==== TASK DATA

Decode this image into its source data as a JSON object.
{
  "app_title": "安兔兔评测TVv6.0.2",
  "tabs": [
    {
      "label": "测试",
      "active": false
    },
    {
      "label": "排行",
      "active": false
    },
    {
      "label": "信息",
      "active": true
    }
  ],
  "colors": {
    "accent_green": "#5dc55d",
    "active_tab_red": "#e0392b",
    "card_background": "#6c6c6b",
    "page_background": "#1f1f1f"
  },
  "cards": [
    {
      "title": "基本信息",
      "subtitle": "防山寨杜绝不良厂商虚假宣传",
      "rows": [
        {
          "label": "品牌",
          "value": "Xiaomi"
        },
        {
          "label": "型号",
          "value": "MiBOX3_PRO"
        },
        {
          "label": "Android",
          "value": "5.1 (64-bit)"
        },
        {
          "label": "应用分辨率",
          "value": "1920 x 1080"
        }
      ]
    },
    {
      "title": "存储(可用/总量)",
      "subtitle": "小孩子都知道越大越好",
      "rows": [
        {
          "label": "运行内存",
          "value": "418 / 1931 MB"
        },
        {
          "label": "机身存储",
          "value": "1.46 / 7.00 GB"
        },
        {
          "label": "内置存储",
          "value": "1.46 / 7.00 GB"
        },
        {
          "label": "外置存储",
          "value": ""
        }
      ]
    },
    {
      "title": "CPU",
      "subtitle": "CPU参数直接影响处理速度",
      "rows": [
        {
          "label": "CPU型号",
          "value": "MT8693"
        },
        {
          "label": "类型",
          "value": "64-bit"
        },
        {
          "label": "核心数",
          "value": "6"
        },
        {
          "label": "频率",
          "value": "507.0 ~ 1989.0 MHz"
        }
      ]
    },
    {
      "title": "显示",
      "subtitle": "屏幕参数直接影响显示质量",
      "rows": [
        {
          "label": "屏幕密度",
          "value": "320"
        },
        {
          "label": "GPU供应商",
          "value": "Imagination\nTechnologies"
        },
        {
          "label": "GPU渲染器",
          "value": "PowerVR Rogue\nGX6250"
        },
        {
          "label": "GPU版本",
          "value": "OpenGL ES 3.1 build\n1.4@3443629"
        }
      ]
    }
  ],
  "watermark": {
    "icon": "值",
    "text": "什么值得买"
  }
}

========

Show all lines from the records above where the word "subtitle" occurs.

[EXERCISE OUTPUT]
      "subtitle": "防山寨杜绝不良厂商虚假宣传",
      "subtitle": "小孩子都知道越大越好",
      "subtitle": "CPU参数直接影响处理速度",
      "subtitle": "屏幕参数直接影响显示质量",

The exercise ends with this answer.